Diamond Age got an M. I loved this book. This era of Neal Stevenson is the part of his career I enjoyed best - he was doing hi best at balancing ideas and story. (As opposed to, say, Cryptonomicon, which I think would have been improved by stripping out the story entirely and publishing the infodumps as a nonfiction anthology.)

Mirrorshades got an F. Would have gotten an M, but I haven't read it since the last 80s and I don't know how well it has aged.
brithistorian: (Default)

[personal profile] brithistorian 2017-09-05 09:27 am (UTC)(link)
One of my strongest memories from reading Cryptonomicon was getting about a third of the way in and being uncertain if there was an actual coherent story there. I ended up telling myself that I needed to have either faith in Stephenson that he was going to tie it all together or else if I couldn't do that, then give up on the book without putting any more time into it. In the end I was glad I finished it, but I doubt I'll ever reread it.
isis: (Default)

[personal profile] isis 2017-08-30 03:46 pm (UTC)(link)
I read Down and Out before I was on Goodreads, apparently, but I remember thinking it was a great premise, not so much with the execution.
liv: Bookshelf labelled: Caution. Hungry bookworm (bookies)

[personal profile] liv 2017-08-30 08:25 pm (UTC)(link)
I also disliked Little brother though I didn't hate it as much as some of your other commenters. But if Magic Kingdom is annoying in similar ways, maybe it should be a K, not an F.

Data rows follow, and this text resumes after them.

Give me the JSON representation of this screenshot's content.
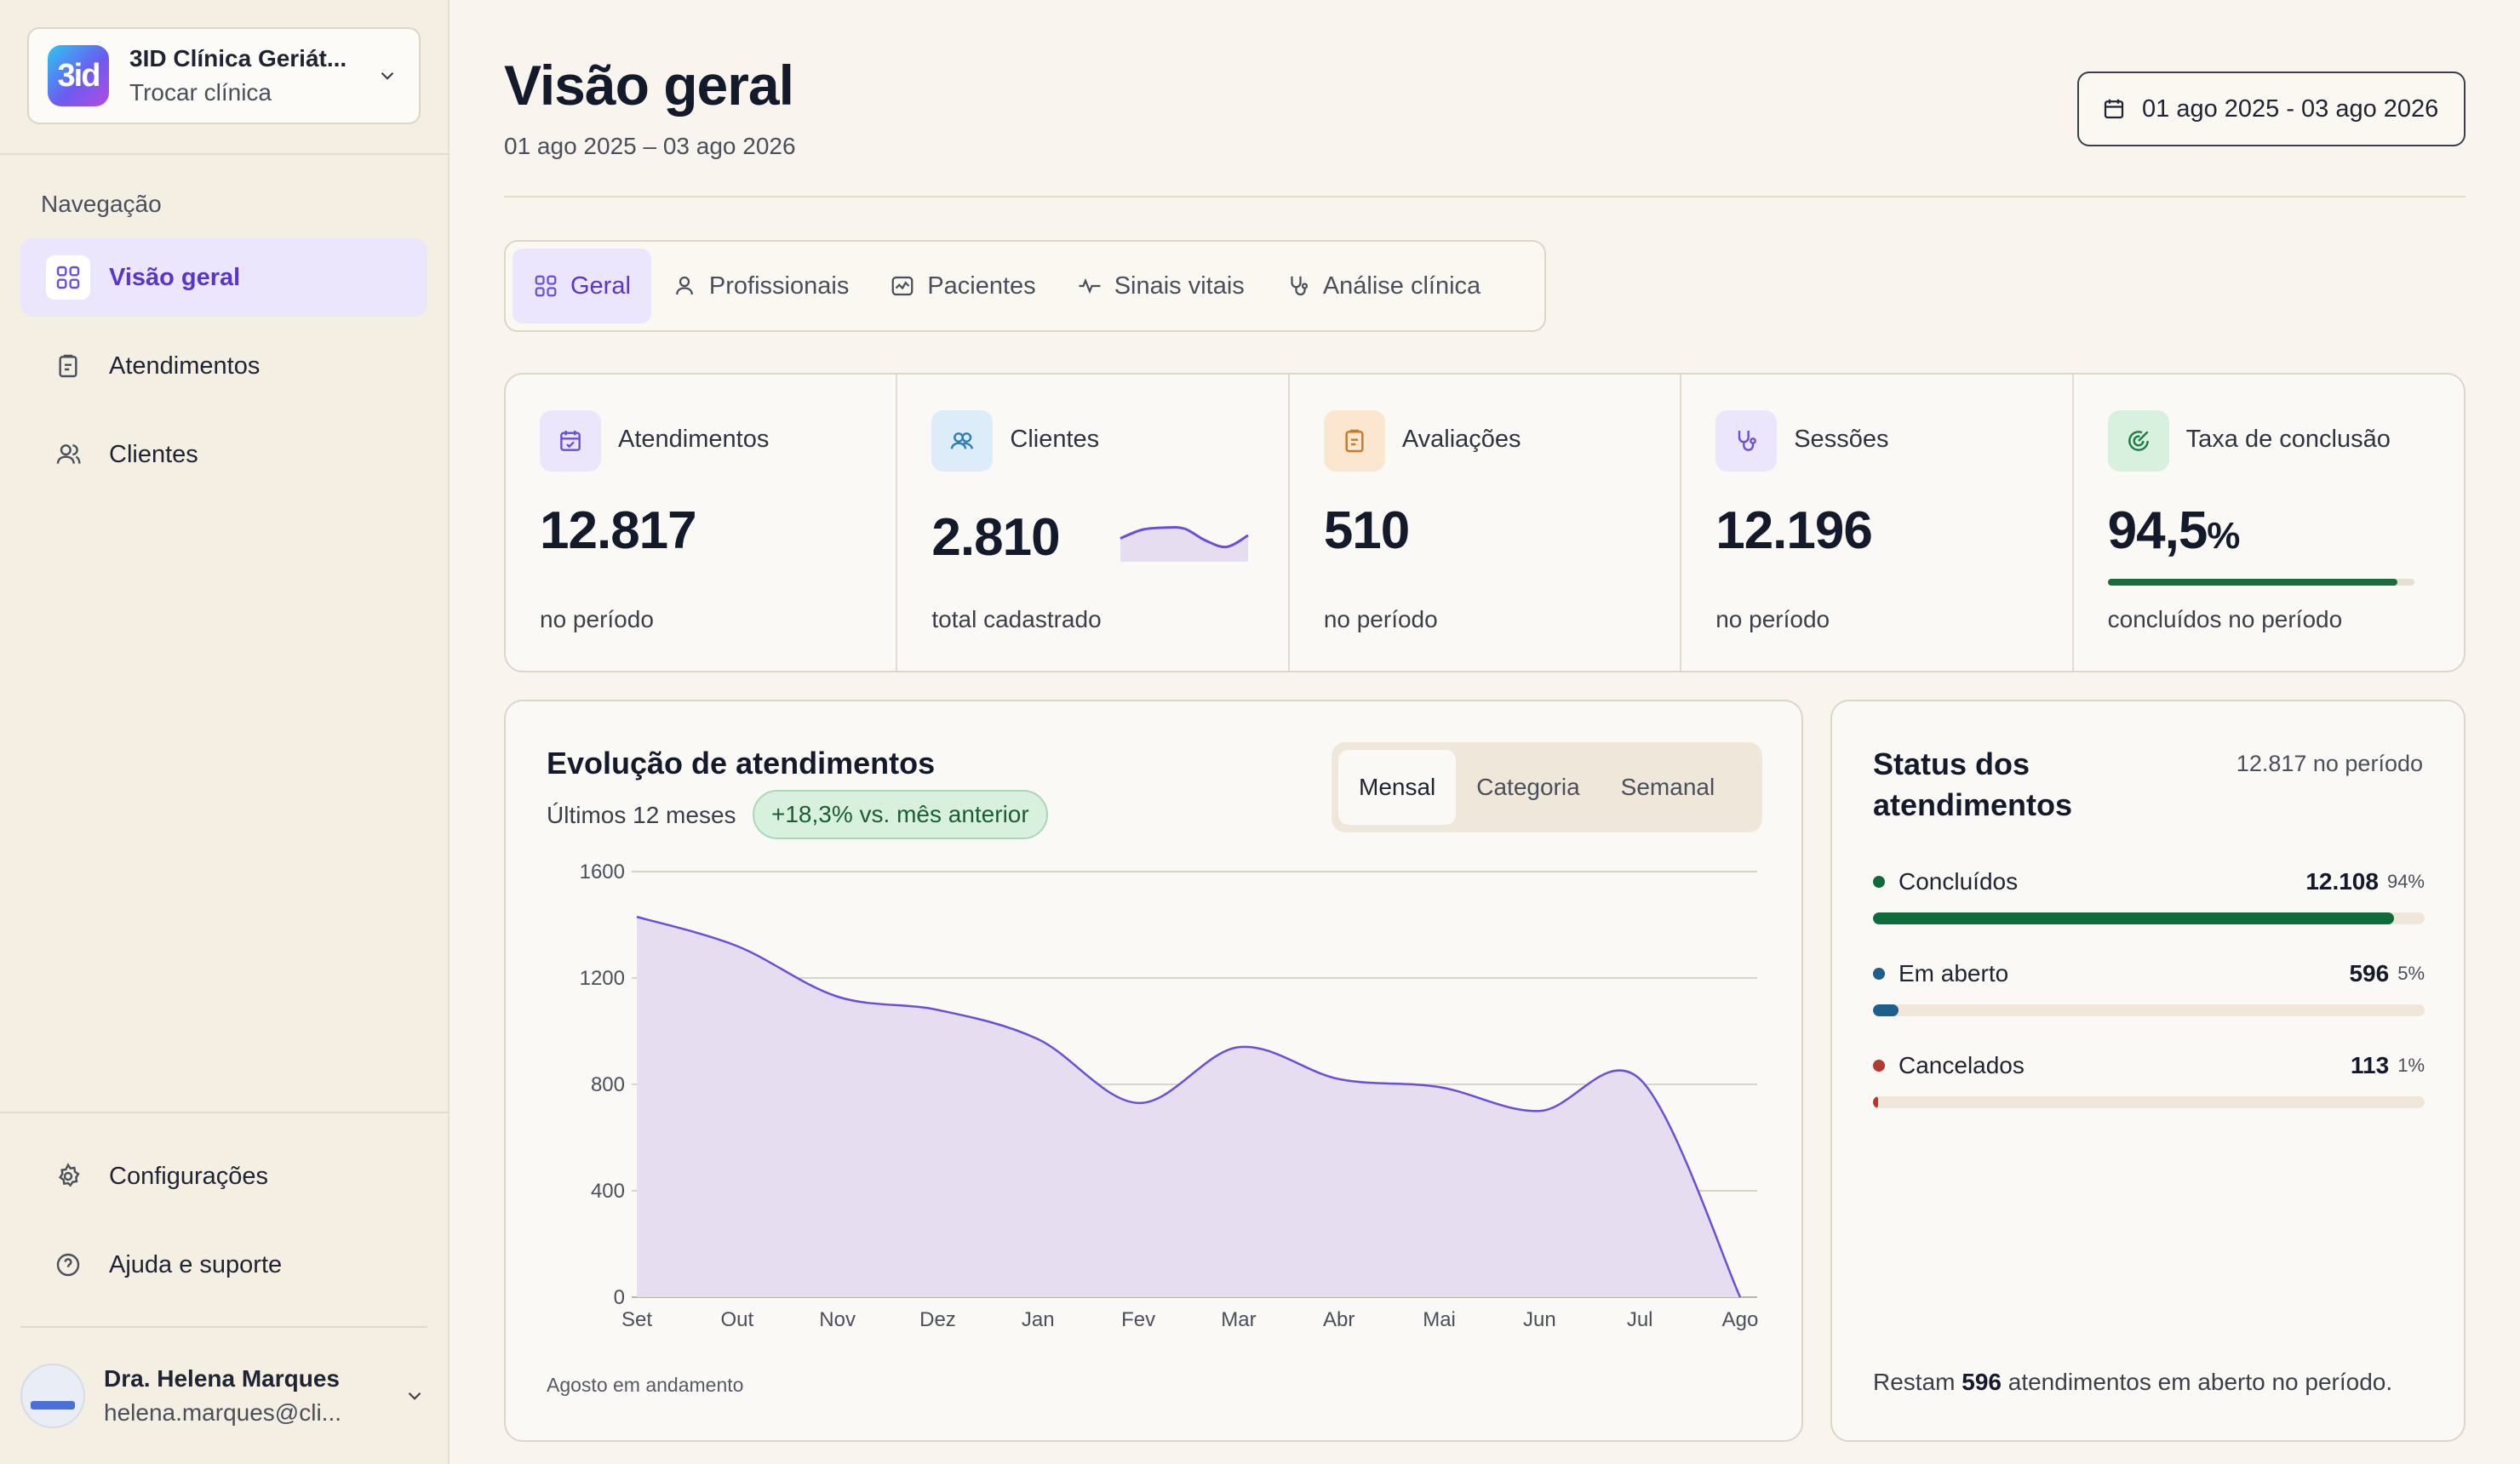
{
  "sidebar": {
    "clinic": {
      "logo_text": "3id",
      "name": "3ID Clínica Geriát...",
      "switch_label": "Trocar clínica"
    },
    "nav_title": "Navegação",
    "items": [
      {
        "label": "Visão geral",
        "icon": "grid-icon",
        "active": true
      },
      {
        "label": "Atendimentos",
        "icon": "clipboard-icon",
        "active": false
      },
      {
        "label": "Clientes",
        "icon": "users-icon",
        "active": false
      }
    ],
    "bottom_items": [
      {
        "label": "Configurações",
        "icon": "gear-icon"
      },
      {
        "label": "Ajuda e suporte",
        "icon": "help-icon"
      }
    ],
    "user": {
      "name": "Dra. Helena Marques",
      "email": "helena.marques@cli..."
    }
  },
  "header": {
    "title": "Visão geral",
    "subtitle": "01 ago 2025 – 03 ago 2026",
    "date_range_button": "01 ago 2025 - 03 ago 2026"
  },
  "tabs": [
    {
      "label": "Geral",
      "icon": "grid-icon",
      "active": true
    },
    {
      "label": "Profissionais",
      "icon": "user-icon",
      "active": false
    },
    {
      "label": "Pacientes",
      "icon": "activity-card-icon",
      "active": false
    },
    {
      "label": "Sinais vitais",
      "icon": "pulse-icon",
      "active": false
    },
    {
      "label": "Análise clínica",
      "icon": "stethoscope-icon",
      "active": false
    }
  ],
  "stats": [
    {
      "label": "Atendimentos",
      "value": "12.817",
      "foot": "no período",
      "icon": "calendar-check-icon",
      "color": "#6b4fd8",
      "bg": "#ebe6fb"
    },
    {
      "label": "Clientes",
      "value": "2.810",
      "foot": "total cadastrado",
      "icon": "users-icon",
      "color": "#2a7fb8",
      "bg": "#dcecf8",
      "sparkline": [
        0.55,
        0.75,
        0.8,
        0.78,
        0.5,
        0.35,
        0.62
      ]
    },
    {
      "label": "Avaliações",
      "value": "510",
      "foot": "no período",
      "icon": "clipboard-icon",
      "color": "#c9782b",
      "bg": "#fbe6cf"
    },
    {
      "label": "Sessões",
      "value": "12.196",
      "foot": "no período",
      "icon": "stethoscope-icon",
      "color": "#6b4fd8",
      "bg": "#ebe6fb"
    },
    {
      "label": "Taxa de conclusão",
      "value": "94,5",
      "unit": "%",
      "foot": "concluídos no período",
      "icon": "target-check-icon",
      "color": "#1c7a45",
      "bg": "#d8f0de",
      "progress": 0.945
    }
  ],
  "evolution": {
    "title": "Evolução de atendimentos",
    "subtitle": "Últimos 12 meses",
    "badge": "+18,3% vs. mês anterior",
    "segments": [
      {
        "label": "Mensal",
        "active": true
      },
      {
        "label": "Categoria",
        "active": false
      },
      {
        "label": "Semanal",
        "active": false
      }
    ],
    "footnote": "Agosto em andamento"
  },
  "chart_data": {
    "type": "area",
    "categories": [
      "Set",
      "Out",
      "Nov",
      "Dez",
      "Jan",
      "Fev",
      "Mar",
      "Abr",
      "Mai",
      "Jun",
      "Jul",
      "Ago"
    ],
    "values": [
      1430,
      1320,
      1130,
      1080,
      970,
      730,
      940,
      820,
      790,
      700,
      820,
      0
    ],
    "ylim": [
      0,
      1600
    ],
    "yticks": [
      0,
      400,
      800,
      1200,
      1600
    ],
    "grid": true,
    "color": "#6b4fd8",
    "fill": "#e6ddf1"
  },
  "status": {
    "title": "Status dos atendimentos",
    "period": "12.817 no período",
    "rows": [
      {
        "name": "Concluídos",
        "count": "12.108",
        "pct": "94%",
        "fraction": 0.945,
        "color": "#0f6b3a"
      },
      {
        "name": "Em aberto",
        "count": "596",
        "pct": "5%",
        "fraction": 0.046,
        "color": "#1f5f8b"
      },
      {
        "name": "Cancelados",
        "count": "113",
        "pct": "1%",
        "fraction": 0.009,
        "color": "#b33a2c"
      }
    ],
    "footer_pre": "Restam",
    "footer_num": "596",
    "footer_post": "atendimentos em aberto no período."
  },
  "colors": {
    "accent": "#5a35c8",
    "background": "#f9f5ee",
    "sidebar": "#f4eee3"
  }
}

The long run is not a lot like anything else. It's pretty cool, but it's also book two of a series which will probably never be finished.

I voted M on The Diamond Age. It's definitely flawed, partly by Stephenson's besetting excessive infodumping, but its good points are really good. It's using SF to explore philosophical questions, but more interesting and less obvious ones than many, and it's also very fun to read. IMO much better than Anathem, much more accessible than Cryptonomicon, and shortish by Stephenson's standards.
stellar_dust: Stylized comic-book drawing of Scully at her laptop in the pilot. (Default)

[personal profile] stellar_dust 2017-08-31 12:02 am (UTC)(link)
The Doctorow really annoyed me. I don't remember liking ANY of the characters, and also I think the way he did gender really grated on me - like maybe he was trying to be progressive and failing super hard?? I don't really remember the details but I feel like I expected to mostly like it but I really kind of hated it.
cahn: (Default)

[personal profile] cahn 2017-08-31 03:06 am (UTC)(link)
I adore the Duane ST and YW books, and I thought Omnitopia Dawn was OK, but I found it (as I find much of Duane's work) a little... sloppy, like, one of the main plots of the book is so simplistic that it wouldn't actually work in real life.
evil_plotbunny: (Default)

[personal profile] evil_plotbunny 2017-08-31 04:06 pm (UTC)(link)
I remember liking Down and Out in the Magic Kingdom when it first came out, before I got tired of Doctorow recycling his boingboing posts in his fic (that only took about 2-3 books). I also suspect it hasn't aged well. YMMV

Ommitopia Dawn is probably my least favorite DD, which makes it good for a first read but not something I'd ever be likely to reread. I feel the same way about Scalzi, though I haven't read the one listed.

I remember nothing about The Diamond Age, though I'm sure I read it.